**Work instructions:**
For every line below, output the text exactly and leave out images.

Segment Start: Entries shown

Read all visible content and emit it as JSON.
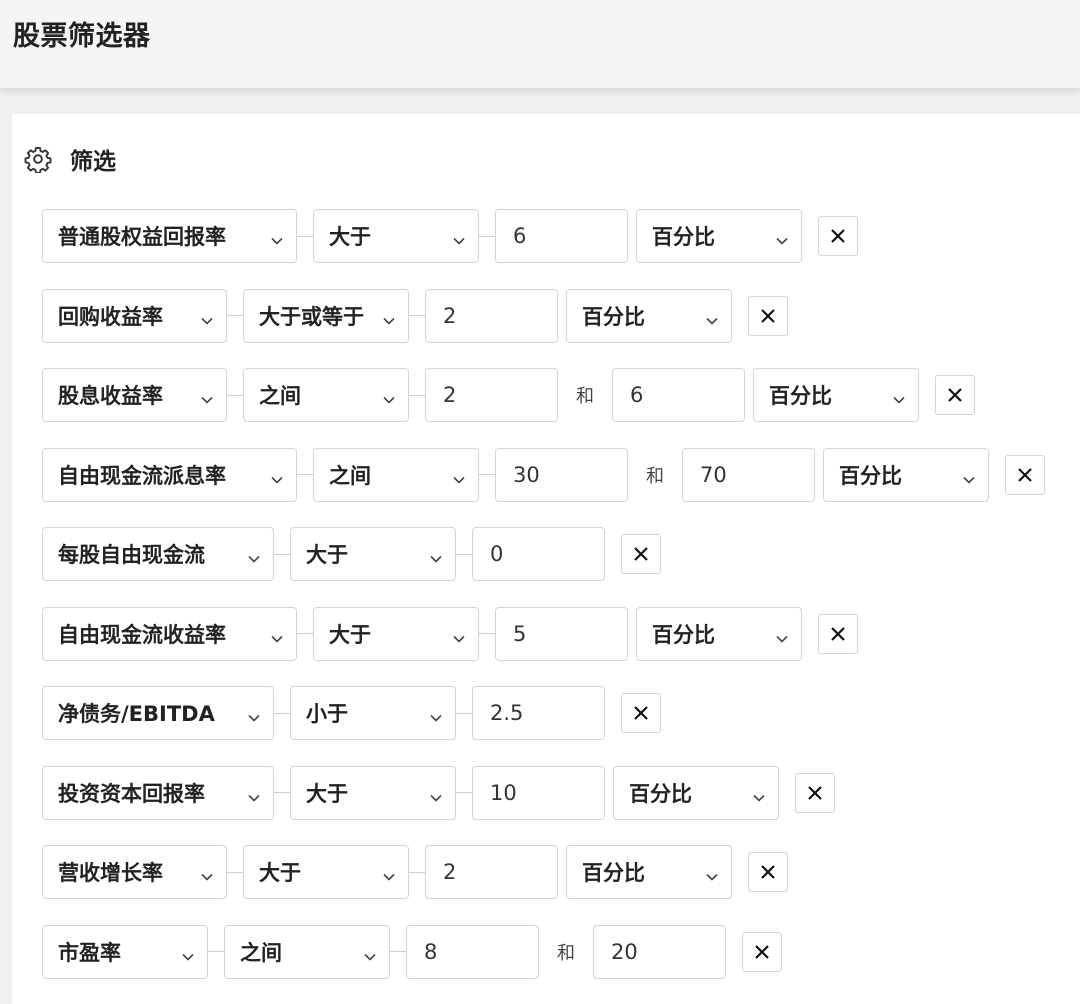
{
  "header": {
    "title": "股票筛选器"
  },
  "panel": {
    "title": "筛选",
    "icon": "gear-icon"
  },
  "and_label": "和",
  "filters": [
    {
      "metric": "普通股权益回报率",
      "operator": "大于",
      "value1": "6",
      "unit": "百分比"
    },
    {
      "metric": "回购收益率",
      "operator": "大于或等于",
      "value1": "2",
      "unit": "百分比"
    },
    {
      "metric": "股息收益率",
      "operator": "之间",
      "value1": "2",
      "value2": "6",
      "unit": "百分比"
    },
    {
      "metric": "自由现金流派息率",
      "operator": "之间",
      "value1": "30",
      "value2": "70",
      "unit": "百分比"
    },
    {
      "metric": "每股自由现金流",
      "operator": "大于",
      "value1": "0"
    },
    {
      "metric": "自由现金流收益率",
      "operator": "大于",
      "value1": "5",
      "unit": "百分比"
    },
    {
      "metric": "净债务/EBITDA",
      "operator": "小于",
      "value1": "2.5"
    },
    {
      "metric": "投资资本回报率",
      "operator": "大于",
      "value1": "10",
      "unit": "百分比"
    },
    {
      "metric": "营收增长率",
      "operator": "大于",
      "value1": "2",
      "unit": "百分比"
    },
    {
      "metric": "市盈率",
      "operator": "之间",
      "value1": "8",
      "value2": "20"
    }
  ]
}
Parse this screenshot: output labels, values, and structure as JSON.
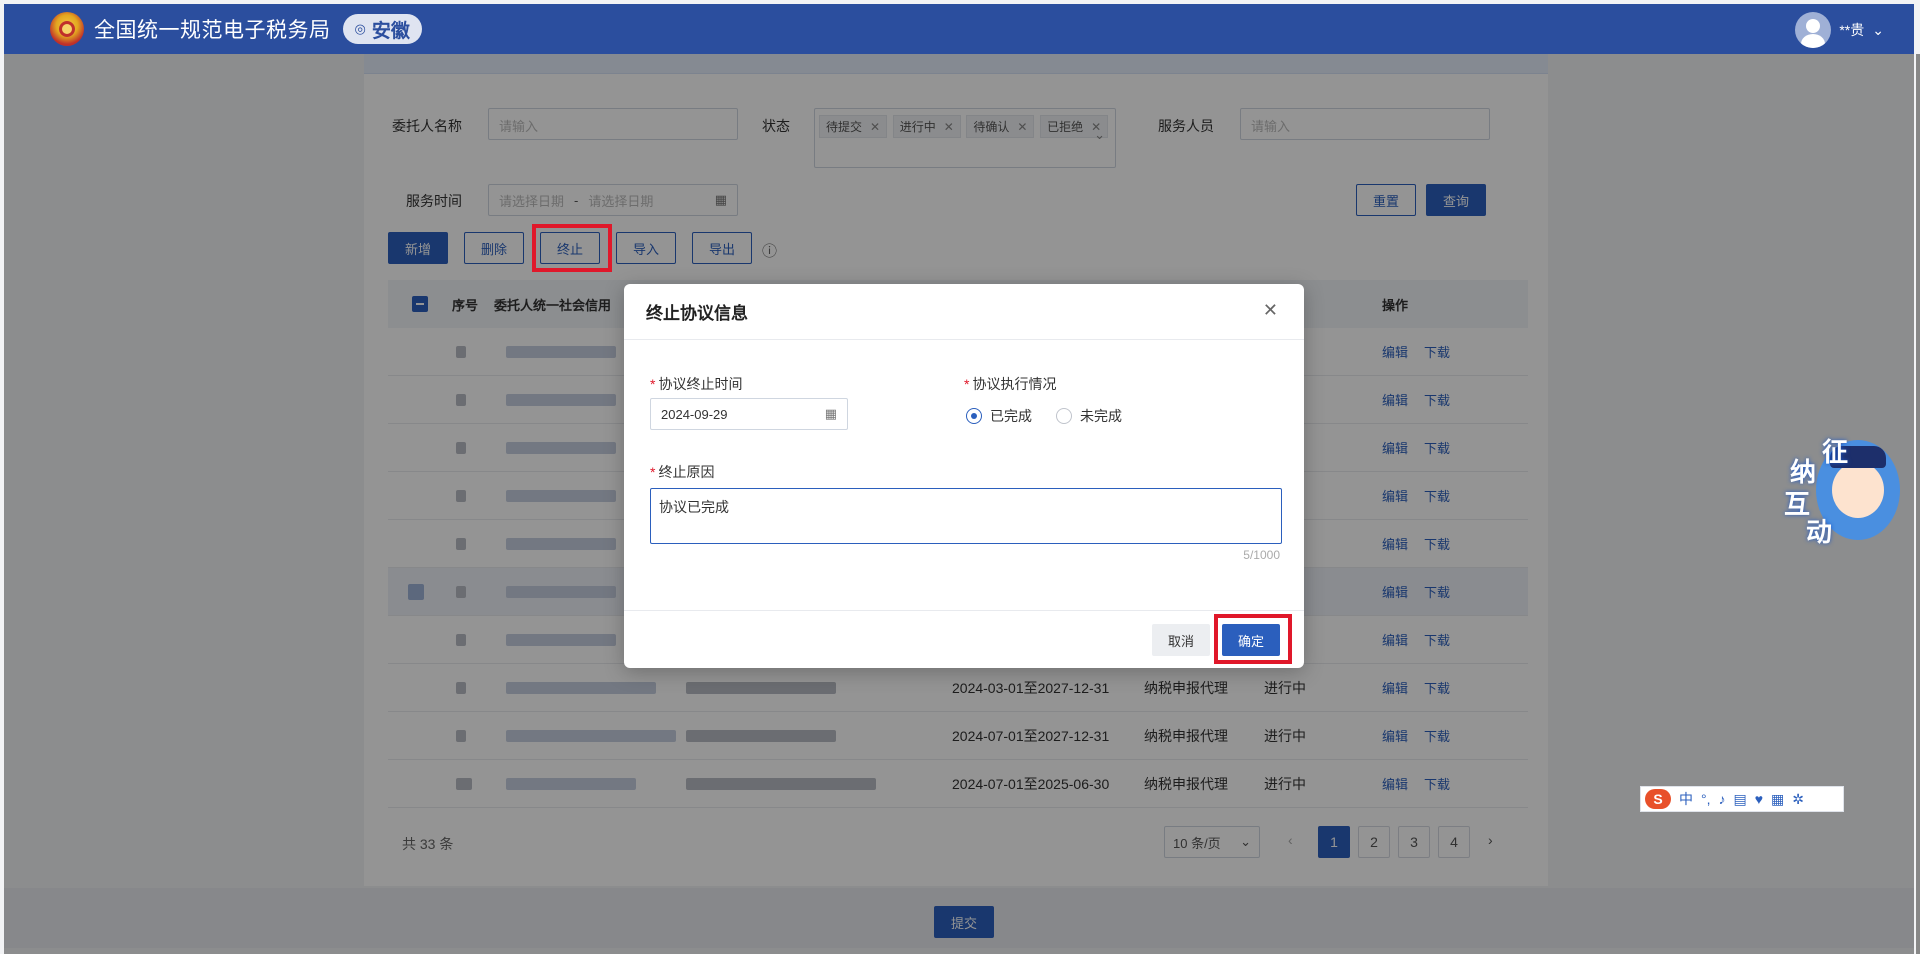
{
  "header": {
    "title": "全国统一规范电子税务局",
    "region": "安徽",
    "user_name": "**贵"
  },
  "filters": {
    "client_name_label": "委托人名称",
    "client_name_placeholder": "请输入",
    "status_label": "状态",
    "status_tags": [
      "待提交",
      "进行中",
      "待确认",
      "已拒绝"
    ],
    "staff_label": "服务人员",
    "staff_placeholder": "请输入",
    "service_time_label": "服务时间",
    "date_start_placeholder": "请选择日期",
    "date_sep": "-",
    "date_end_placeholder": "请选择日期",
    "reset_label": "重置",
    "query_label": "查询"
  },
  "toolbar": {
    "add": "新增",
    "delete": "删除",
    "terminate": "终止",
    "import": "导入",
    "export": "导出"
  },
  "table": {
    "headers": {
      "index": "序号",
      "client_code": "委托人统一社会信用",
      "ops": "操作"
    },
    "op_edit": "编辑",
    "op_download": "下载",
    "visible_rows": [
      {
        "period": "2024-03-01至2027-12-31",
        "type": "纳税申报代理",
        "status": "进行中"
      },
      {
        "period": "2024-07-01至2027-12-31",
        "type": "纳税申报代理",
        "status": "进行中"
      },
      {
        "period": "2024-07-01至2025-06-30",
        "type": "纳税申报代理",
        "status": "进行中"
      }
    ]
  },
  "pagination": {
    "total": "共 33 条",
    "page_size": "10 条/页",
    "pages": [
      "1",
      "2",
      "3",
      "4"
    ],
    "current": "1"
  },
  "footer": {
    "submit": "提交"
  },
  "modal": {
    "title": "终止协议信息",
    "end_time_label": "协议终止时间",
    "end_time_value": "2024-09-29",
    "execution_label": "协议执行情况",
    "option_done": "已完成",
    "option_undone": "未完成",
    "selected": "已完成",
    "reason_label": "终止原因",
    "reason_value": "协议已完成",
    "char_count": "5/1000",
    "cancel": "取消",
    "confirm": "确定"
  },
  "mascot": {
    "c1": "征",
    "c2": "纳",
    "c3": "互",
    "c4": "动"
  },
  "ime": {
    "label": "中"
  },
  "colors": {
    "header": "#2b4e9e",
    "primary": "#2b5fbd",
    "highlight": "#e0182a"
  }
}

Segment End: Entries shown

**Response to the task:**
Read all visible content and emit it as JSON.
{
  "header": {
    "title": "股票筛选器"
  },
  "panel": {
    "title": "筛选",
    "icon": "gear-icon"
  },
  "and_label": "和",
  "filters": [
    {
      "metric": "普通股权益回报率",
      "operator": "大于",
      "value1": "6",
      "unit": "百分比"
    },
    {
      "metric": "回购收益率",
      "operator": "大于或等于",
      "value1": "2",
      "unit": "百分比"
    },
    {
      "metric": "股息收益率",
      "operator": "之间",
      "value1": "2",
      "value2": "6",
      "unit": "百分比"
    },
    {
      "metric": "自由现金流派息率",
      "operator": "之间",
      "value1": "30",
      "value2": "70",
      "unit": "百分比"
    },
    {
      "metric": "每股自由现金流",
      "operator": "大于",
      "value1": "0"
    },
    {
      "metric": "自由现金流收益率",
      "operator": "大于",
      "value1": "5",
      "unit": "百分比"
    },
    {
      "metric": "净债务/EBITDA",
      "operator": "小于",
      "value1": "2.5"
    },
    {
      "metric": "投资资本回报率",
      "operator": "大于",
      "value1": "10",
      "unit": "百分比"
    },
    {
      "metric": "营收增长率",
      "operator": "大于",
      "value1": "2",
      "unit": "百分比"
    },
    {
      "metric": "市盈率",
      "operator": "之间",
      "value1": "8",
      "value2": "20"
    }
  ]
}
Parse this screenshot: output labels, values, and structure as JSON.
{
  "header": {
    "title": "全国统一规范电子税务局",
    "region": "安徽",
    "user_name": "**贵"
  },
  "filters": {
    "client_name_label": "委托人名称",
    "client_name_placeholder": "请输入",
    "status_label": "状态",
    "status_tags": [
      "待提交",
      "进行中",
      "待确认",
      "已拒绝"
    ],
    "staff_label": "服务人员",
    "staff_placeholder": "请输入",
    "service_time_label": "服务时间",
    "date_start_placeholder": "请选择日期",
    "date_sep": "-",
    "date_end_placeholder": "请选择日期",
    "reset_label": "重置",
    "query_label": "查询"
  },
  "toolbar": {
    "add": "新增",
    "delete": "删除",
    "terminate": "终止",
    "import": "导入",
    "export": "导出"
  },
  "table": {
    "headers": {
      "index": "序号",
      "client_code": "委托人统一社会信用",
      "ops": "操作"
    },
    "op_edit": "编辑",
    "op_download": "下载",
    "visible_rows": [
      {
        "period": "2024-03-01至2027-12-31",
        "type": "纳税申报代理",
        "status": "进行中"
      },
      {
        "period": "2024-07-01至2027-12-31",
        "type": "纳税申报代理",
        "status": "进行中"
      },
      {
        "period": "2024-07-01至2025-06-30",
        "type": "纳税申报代理",
        "status": "进行中"
      }
    ]
  },
  "pagination": {
    "total": "共 33 条",
    "page_size": "10 条/页",
    "pages": [
      "1",
      "2",
      "3",
      "4"
    ],
    "current": "1"
  },
  "footer": {
    "submit": "提交"
  },
  "modal": {
    "title": "终止协议信息",
    "end_time_label": "协议终止时间",
    "end_time_value": "2024-09-29",
    "execution_label": "协议执行情况",
    "option_done": "已完成",
    "option_undone": "未完成",
    "selected": "已完成",
    "reason_label": "终止原因",
    "reason_value": "协议已完成",
    "char_count": "5/1000",
    "cancel": "取消",
    "confirm": "确定"
  },
  "mascot": {
    "c1": "征",
    "c2": "纳",
    "c3": "互",
    "c4": "动"
  },
  "ime": {
    "label": "中"
  },
  "colors": {
    "header": "#2b4e9e",
    "primary": "#2b5fbd",
    "highlight": "#e0182a"
  }
}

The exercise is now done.